As the cooler nights take hold farmers are being advised not to put off worming cattle to prevent lungworm from taking hold.
In the November issue of Vet Viewpoint vets from Ireland, Scotland and England, also talk about the importance of ensuring other routine treatments and vaccinations are up to date to prevent production losses over the winter at housing.
Parklands Veterinary Group, Dungannon, Co Tyrone
The cooler nights have brought the usual smattering of pneumonia cases recently. This can be individual cases in a group, or, as I have seen recently, lungworm (Hoose or Husk) is causing a group problem.
With Hoose we hear the typical loud barking cough of an animal trying to clear its throat of an irritant (lungworm). When the cattle are resting there may be little coughing, but any excitement or exercise, like walking to the feed trough can set them off.
Lungworm opens the lungs up to bacterial invasion and full-blown pneumonia often ends with rapid death.
For this reason, we should not put off worming cattle if they need it for a week or two until they are housed, as this could be disastrous. Cattle with lungworm do not respond well to pneumonia vaccines, so it also reduces the protection gained from these at housing.
Northvet Veterinary Group, Kirkwall, Orkney
In the Northern Isles, we had a good summer, and missed the extremes of water shortages seen further south.
The lochs have been very low, but now with the recent storms and rain, they are as brimful as they usually are at this time of year.

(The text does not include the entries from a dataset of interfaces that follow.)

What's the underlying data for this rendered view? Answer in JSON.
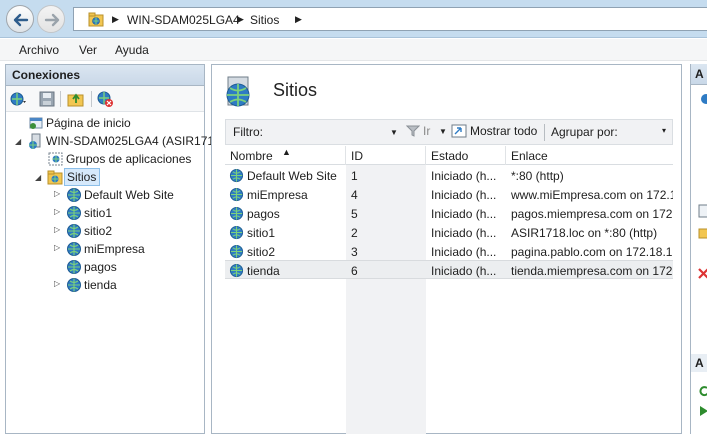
{
  "address": {
    "crumbs": [
      "WIN-SDAM025LGA4",
      "Sitios"
    ]
  },
  "menu": [
    "Archivo",
    "Ver",
    "Ayuda"
  ],
  "left_panel": {
    "title": "Conexiones",
    "tree": [
      {
        "label": "Página de inicio",
        "icon": "home-page-icon"
      },
      {
        "label": "WIN-SDAM025LGA4 (ASIR171",
        "icon": "server-icon"
      },
      {
        "label": "Grupos de aplicaciones",
        "icon": "app-pools-icon"
      },
      {
        "label": "Sitios",
        "icon": "sites-folder-icon"
      },
      {
        "label": "Default Web Site",
        "icon": "globe-icon"
      },
      {
        "label": "sitio1",
        "icon": "globe-icon"
      },
      {
        "label": "sitio2",
        "icon": "globe-icon"
      },
      {
        "label": "miEmpresa",
        "icon": "globe-icon"
      },
      {
        "label": "pagos",
        "icon": "globe-icon"
      },
      {
        "label": "tienda",
        "icon": "globe-icon"
      }
    ]
  },
  "center": {
    "title": "Sitios",
    "filter_label": "Filtro:",
    "filter_value": "",
    "go_label": "Ir",
    "show_all_label": "Mostrar todo",
    "group_by_label": "Agrupar por:",
    "columns": [
      "Nombre",
      "ID",
      "Estado",
      "Enlace"
    ],
    "rows": [
      {
        "name": "Default Web Site",
        "id": "1",
        "state": "Iniciado (h...",
        "binding": "*:80 (http)"
      },
      {
        "name": "miEmpresa",
        "id": "4",
        "state": "Iniciado (h...",
        "binding": "www.miEmpresa.com on 172.1"
      },
      {
        "name": "pagos",
        "id": "5",
        "state": "Iniciado (h...",
        "binding": "pagos.miempresa.com on 172."
      },
      {
        "name": "sitio1",
        "id": "2",
        "state": "Iniciado (h...",
        "binding": "ASIR1718.loc on *:80 (http)"
      },
      {
        "name": "sitio2",
        "id": "3",
        "state": "Iniciado (h...",
        "binding": "pagina.pablo.com on 172.18.17"
      },
      {
        "name": "tienda",
        "id": "6",
        "state": "Iniciado (h...",
        "binding": "tienda.miempresa.com on 172"
      }
    ]
  },
  "right_panel": {
    "title": "A",
    "section2": "A"
  },
  "colors": {
    "title_bar": "#c5dcef",
    "panel_header": "#c9d8e8",
    "selection": "#d6e9fb",
    "border": "#a8b6c4"
  }
}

The good summer has meant the cattle and sheep problems have been at a minimum. But with the ground getting wet and poached, the farmers here in Orkney are starting to take cattle in for the winter; meaning many of them will not be back out to grass until the end of May.
Housing starts the cycle of winter routine jobs for vets and farmers, such as TB testing, scanning, Johnes and BVD sampling. With cattle being housed quickly, now is the time to order and plan ahead for winter dosing regimes for fluke, worms and pneumonia vaccination.
Shepton Veterinary Group, Shepton Mallet, Somerset
Calf health has been in the farming news recently, with the requirement for Tesco producers to rear their calves in pairs. This follows research showing better growth rates and feed intakes are achieved where there is some competition between calves, as well as improved behavioural development.
As a practice we have seen an increase in uptake of pneumonia vaccines, as well as increased awareness of good calf-rearing practices, such as colostrum management, and increased milk quality and quantity.
Time will tell how these changes affect age at first calving, but we are already noticing reductions in requirements for calf pneumonia treatments.
As we head into autumn and pneumonia risk increases, it is a good time to talk to your vet about calf pneumonia vaccination and good calf management.
Farm & Equine Veterinary Surgeons, Rowington, Warwickshire
I have always considered the use of vaccines as an insurance policy, however, vaccination is not a panacea for poor management.
Pneumonia vaccines should be used together with improving ventilation and so on.
I was concerned when reading an article that a large sheep farm was ceasing to use enzootic abortion vaccination. My experience of unprotected flocks is that the first year there may be a few abortions, then in the following year(s) abortion “storms” can occur.
Successful treatment of Strep. Uberis mastitis is proving difficult even with extended antibiotic therapy.
The new Red Tractor requirements have certainly concentrated the mind on herd/flock health plans and antibiotic usage.
With conserved forage being scarce it will be a challenging winter.